  • da Schio, N.; Phillips, A.; Fransen, K. et al. (2021): The impact of the COVID-19 pandemic on the use of and attitudes towards urban forests and green spaces: Exploring the instigators of change in Belgium. In: Urban Forestry & Urban Greening, 65, Art. 127305. DOI:
  • Dempsey, N.; Dobson, J. (2021): Planning for sociable green spaces after COVID-19. In: Town Planning Review, 92 (2), 171-179. DOI:
  • Fischer, L. K.; Gopal, D. (2021): Streetscapes as Surrogate Greenspaces During COVID-19? In: Frontiers in Sustainable Cities, 3, Art. 710920. DOI:
  • Haase, D. (2021): COVID-19 pandemic observations as a trigger to reflect on urban forestry in European cities under climate change: Introducing nature-society-based solutions. In: Urban Forestry & Urban Greening, 64, Art. 127304. DOI:
  • Honey-Rosés, J.; Anguelovski, I.; Bohigas, J. et al. (2020): The Impact of COVID-19 on Public Space: A Review of the Emerging Questions. In: OSF Preprints, 21 Apr 2020. DOI:
  • Mell, I.; Whitten, M. (2021): Access to Nature in a Post Covid-19 World: Opportunities for Green Infrastructure Financing, Distribution and Equitability in Urban Planning. In: International Journal of Environmental Research and Public Health, 18 (4), Art. 1527. DOI:
  • Pouso, S.; Borja, Á., Fleming, L. E. (2021): Contact with blue-green spaces during the COVID-19 pandemic lockdown beneficial for mental health. In: Science of The Total Environment, 756, Art. 143984. DOI:
  • Rios, C.; Neilson, A. L.; Menezes, I. (2021): COVID-19 and the desire of children to return to nature: Emotions in the face of environmental and intergenerational injustices. In: The Journal of Environmental Education, 52 (5), 335-346. DOI:
  • Ugolini, F.; Massetti, L.; Calaza-Martínez, P. et al. (2020): Effects of the COVID-19 pandemic on the use and perceptions of urban green space: An international exploratory study. In: Urban Forestry & Urban Greening, 56, Art. 126888. DOI:
  • Ugolini, F.; Massetti, L.; Pearlmutter, D.; Sanesi, G. (2021): Usage of urban green space and related feelings of deprivation during the COVID-19 lockdown: Lessons learned from an Italian case study. In: Land Use Policy, 105, Art. 105437. DOI:
  • Venter, Z. S.; Barton, D. N.; Gundersen, V.; Figari, H.; Nowell, M. (2020): Urban nature in a time of crisis: recreational use of green space increases during the COVID-19 outbreak in Oslo, Norway. In: Environmetal Research Letters, 15, Art. 104075. DOI:
Economy and finances

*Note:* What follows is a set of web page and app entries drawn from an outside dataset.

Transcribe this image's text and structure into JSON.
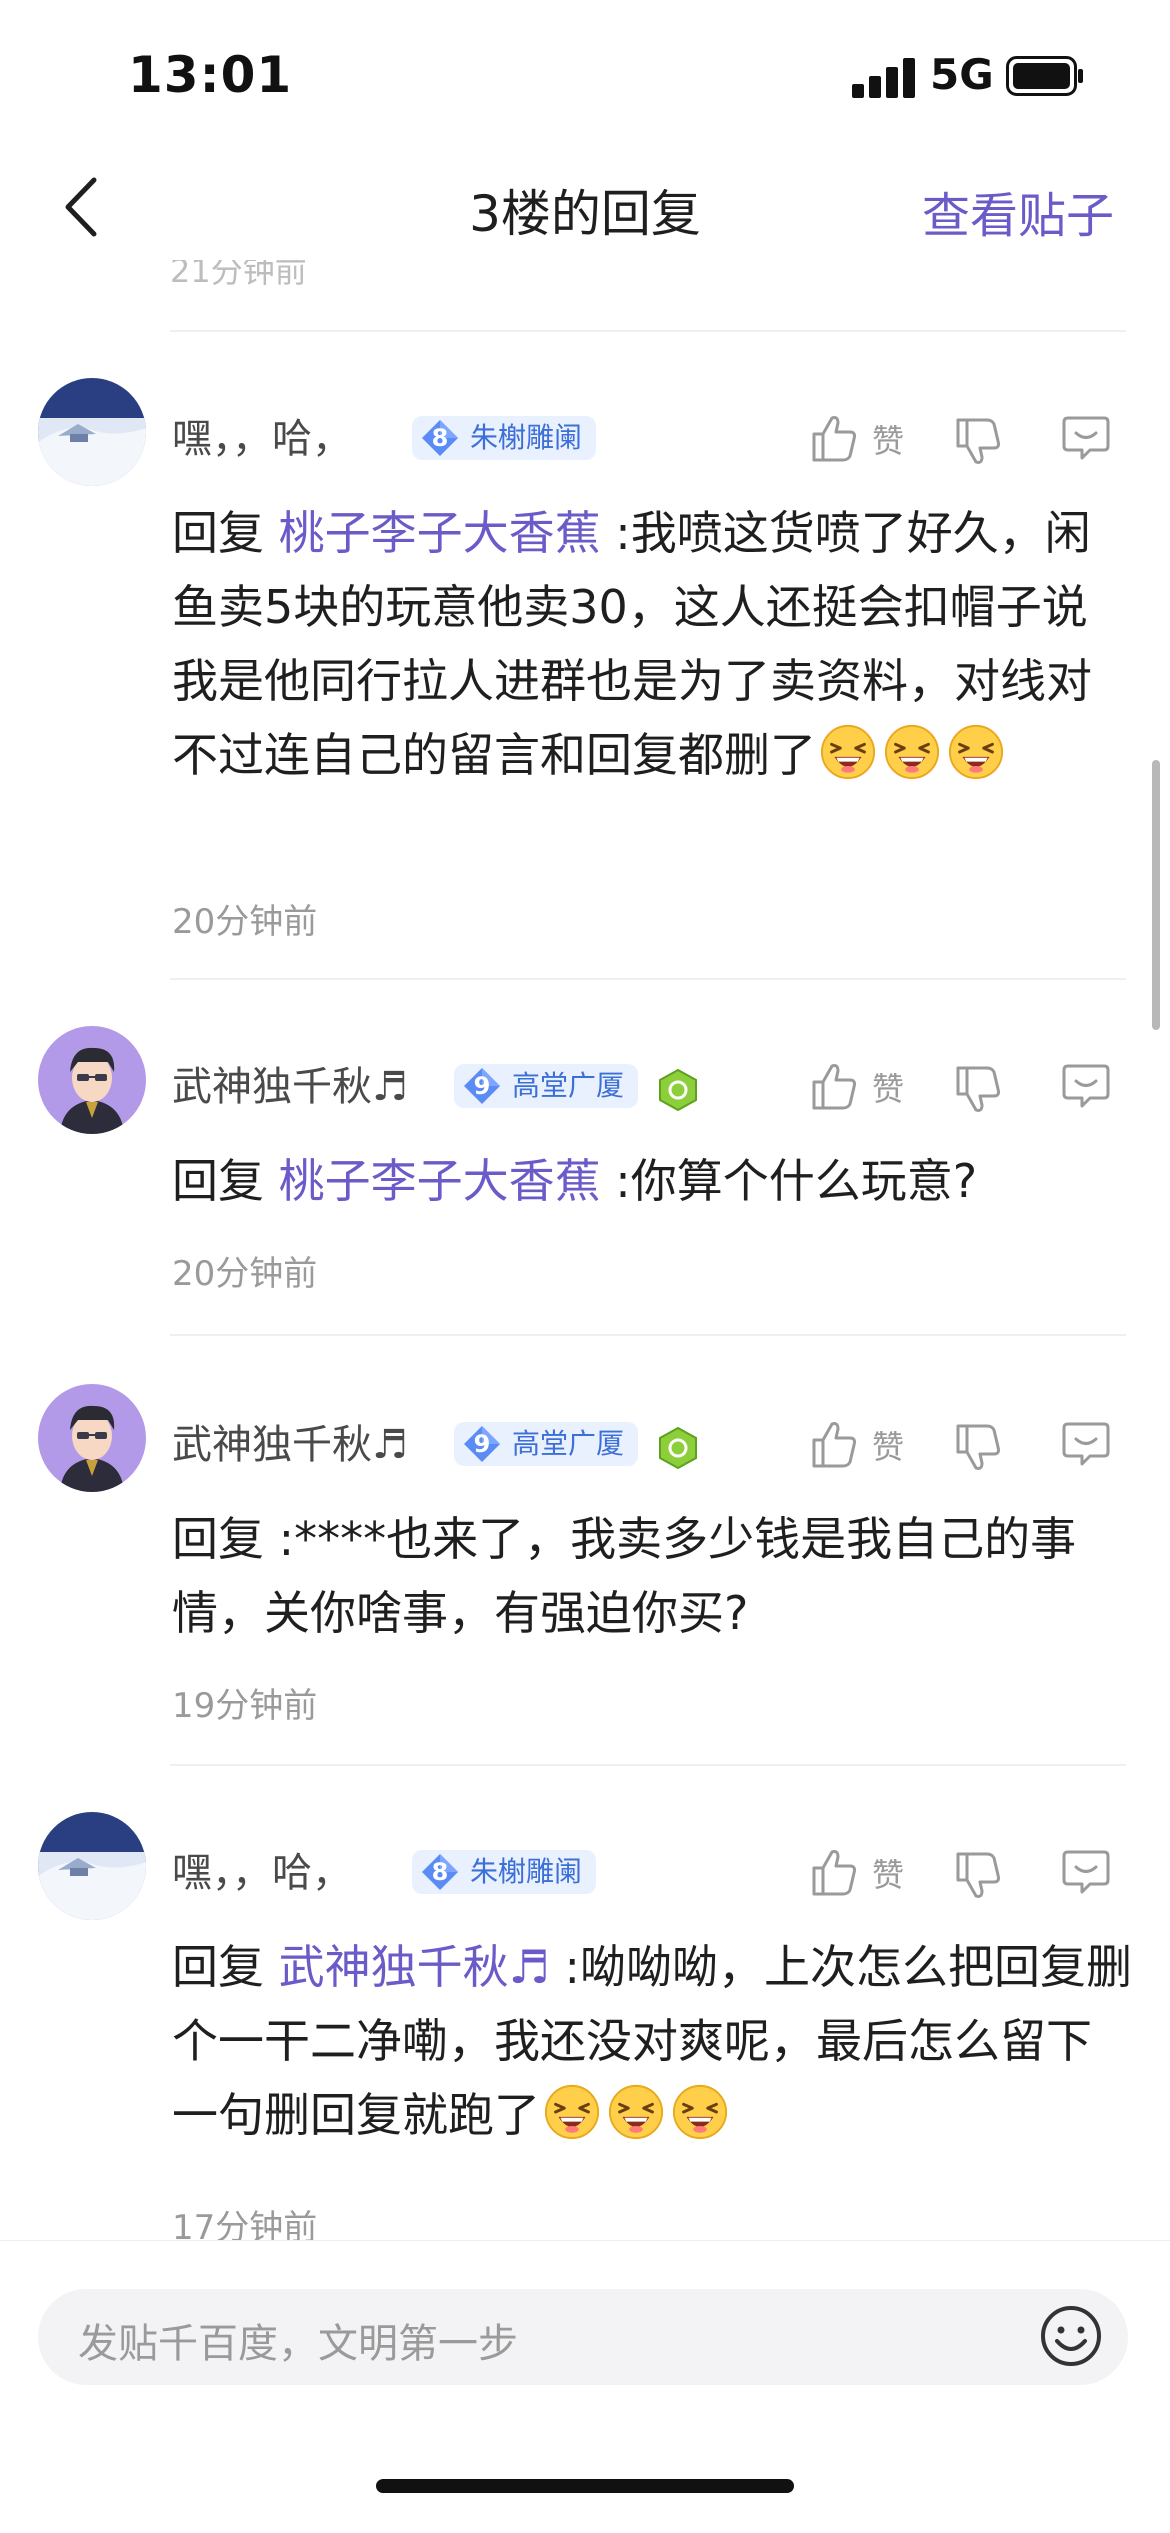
{
  "status_bar": {
    "time": "13:01",
    "network": "5G"
  },
  "nav": {
    "title": "3楼的回复",
    "view_post": "查看贴子"
  },
  "partial_timestamp": "21分钟前",
  "comments": [
    {
      "username": "嘿，，哈，",
      "badge_level": "8",
      "badge_title": "朱榭雕阑",
      "like_label": "赞",
      "reply_prefix": "回复",
      "mention": "桃子李子大香蕉",
      "text": " :我喷这货喷了好久，闲鱼卖5块的玩意他卖30，这人还挺会扣帽子说我是他同行拉人进群也是为了卖资料，对线对不过连自己的留言和回复都删了",
      "emoji_count": 3,
      "time": "20分钟前"
    },
    {
      "username": "武神独千秋♬",
      "badge_level": "9",
      "badge_title": "高堂广厦",
      "like_label": "赞",
      "reply_prefix": "回复",
      "mention": "桃子李子大香蕉",
      "text": " :你算个什么玩意?",
      "time": "20分钟前"
    },
    {
      "username": "武神独千秋♬",
      "badge_level": "9",
      "badge_title": "高堂广厦",
      "like_label": "赞",
      "reply_prefix": "回复",
      "text": " :****也来了，我卖多少钱是我自己的事情，关你啥事，有强迫你买?",
      "time": "19分钟前"
    },
    {
      "username": "嘿，，哈，",
      "badge_level": "8",
      "badge_title": "朱榭雕阑",
      "like_label": "赞",
      "reply_prefix": "回复",
      "mention": "武神独千秋♬",
      "text": " :呦呦呦，上次怎么把回复删个一干二净嘞，我还没对爽呢，最后怎么留下一句删回复就跑了",
      "emoji_count": 3,
      "time": "17分钟前"
    }
  ],
  "composer": {
    "placeholder": "发贴千百度，文明第一步"
  },
  "colors": {
    "accent": "#6a5bc8",
    "badge_bg": "#e9f1fe",
    "badge_text": "#3d6fd8",
    "muted": "#9a9a9a"
  }
}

The spatial impact of the economic crisis brought about by the pandemic is particularly evident in city centres and in the retail sector: shop closures and vacant shops testify to the impact of lockdowns and have exacerbated the existing problems in city centres. This raises questions about their future use and design. In addition, public and private finances play an important role in addressing the socio-economic consequences of the pandemic.

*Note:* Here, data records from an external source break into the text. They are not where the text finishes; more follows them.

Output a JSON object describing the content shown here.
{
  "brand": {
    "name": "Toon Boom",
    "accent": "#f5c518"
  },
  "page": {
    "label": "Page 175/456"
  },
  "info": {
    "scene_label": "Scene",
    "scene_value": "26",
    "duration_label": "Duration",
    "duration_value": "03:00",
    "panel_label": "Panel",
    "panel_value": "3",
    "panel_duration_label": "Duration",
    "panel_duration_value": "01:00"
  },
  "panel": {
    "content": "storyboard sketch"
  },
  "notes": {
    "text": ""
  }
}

  • Appel, A.; Hardaker, S. (2021): Strategies in Times of Pandemic Crisis – Retailers and Regional Resilience in Würzburg, Germany. In: Sustainability 2021, 13 (5), 2643. DOI:
  • Brada, J. C.; Gajewski, P.; Kutande, A. M. (2021): Economic resiliency and recovery, lessons from the financial crisis for the COVID-19 pandemic: A regional perspective from Central and Eastern Europe. In: International Review of Financial Analysis, 74, Art. 101658. DOI:
  • Flögel, F.; Gärtner, S. (2020): The COVID-19 pandemic and relationship banking in Germany: Will regional banks cushion an economic decline or is a banking crisis looming? In: Tijdschrift voor economische en sociale geografie 111 (3), 18.
  • Immel, L.; Neumeier, F.; Peichl, A. (2021): The Unequal Consequences of the Covid-19 Pandemic: Evidence from a Large Representative German Population Survey. Munich. = CESifo Working Paper 9038.
  • Sokol, M.; Pataccini, L. (2022): Financialisation, regional economic development and the coronavirus crisis: a time for spatial monetary policy? In: Cambridge Journal of Regions, Economy and Society, 15 (1), 75-92. DOI:

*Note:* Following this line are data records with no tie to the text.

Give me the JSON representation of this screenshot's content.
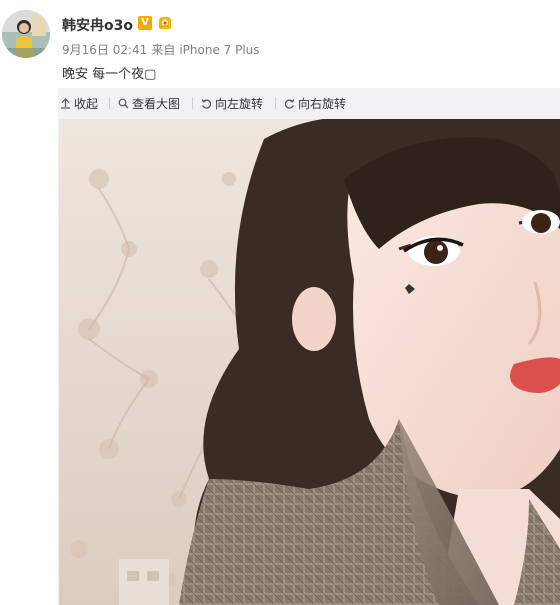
{
  "post": {
    "username": "韩安冉o3o",
    "verified_icon": "V",
    "timestamp": "9月16日 02:41",
    "via": "来自",
    "device": "iPhone 7 Plus",
    "text": "晚安 每一个夜▢"
  },
  "media_toolbar": {
    "collapse": "收起",
    "view_large": "查看大图",
    "rotate_left": "向左旋转",
    "rotate_right": "向右旋转"
  },
  "colors": {
    "verified": "#f2a900",
    "toolbar_bg": "#f2f2f5",
    "meta_text": "#808080"
  },
  "icons": [
    "avatar",
    "verified-icon",
    "member-icon",
    "collapse-icon",
    "search-icon",
    "rotate-left-icon",
    "rotate-right-icon"
  ]
}
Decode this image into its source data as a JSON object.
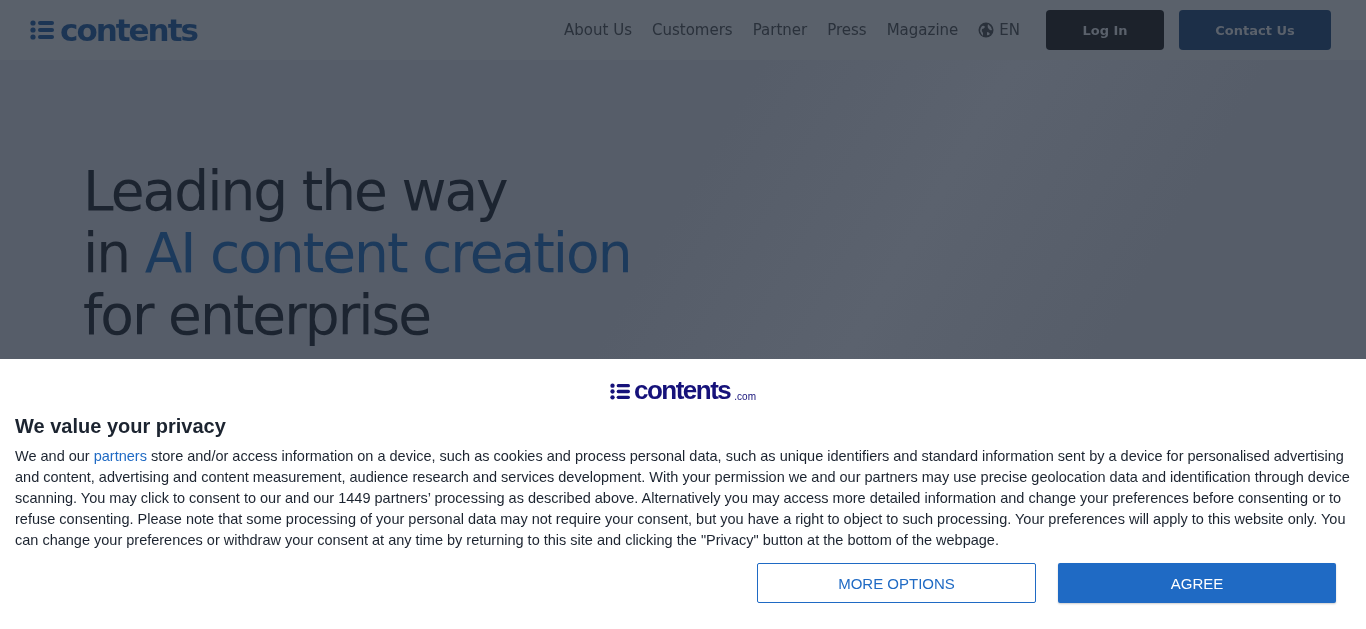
{
  "header": {
    "logo": "contents",
    "nav": [
      "About Us",
      "Customers",
      "Partner",
      "Press",
      "Magazine"
    ],
    "language": "EN",
    "login": "Log In",
    "contact": "Contact Us"
  },
  "hero": {
    "lines": [
      {
        "plain": "Leading the way"
      },
      {
        "plain": "in ",
        "accent": "AI content creation"
      },
      {
        "plain": "for enterprise"
      }
    ]
  },
  "consent": {
    "logo": "contents",
    "logo_suffix": ".com",
    "title": "We value your privacy",
    "text_before": "We and our ",
    "link": "partners",
    "text_after": " store and/or access information on a device, such as cookies and process personal data, such as unique identifiers and standard information sent by a device for personalised advertising and content, advertising and content measurement, audience research and services development. With your permission we and our partners may use precise geolocation data and identification through device scanning. You may click to consent to our and our 1449 partners’ processing as described above. Alternatively you may access more detailed information and change your preferences before consenting or to refuse consenting. Please note that some processing of your personal data may not require your consent, but you have a right to object to such processing. Your preferences will apply to this website only. You can change your preferences or withdraw your consent at any time by returning to this site and clicking the \"Privacy\" button at the bottom of the webpage.",
    "more": "MORE OPTIONS",
    "agree": "AGREE"
  }
}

The German version of this thematic collection can be accessed here and contains German-language literature in addition to the English-language literature listed here.


Mentioned articles

This thematic collection is structured in the form of a bibliogaphy and literature can be found directly under the respective headings.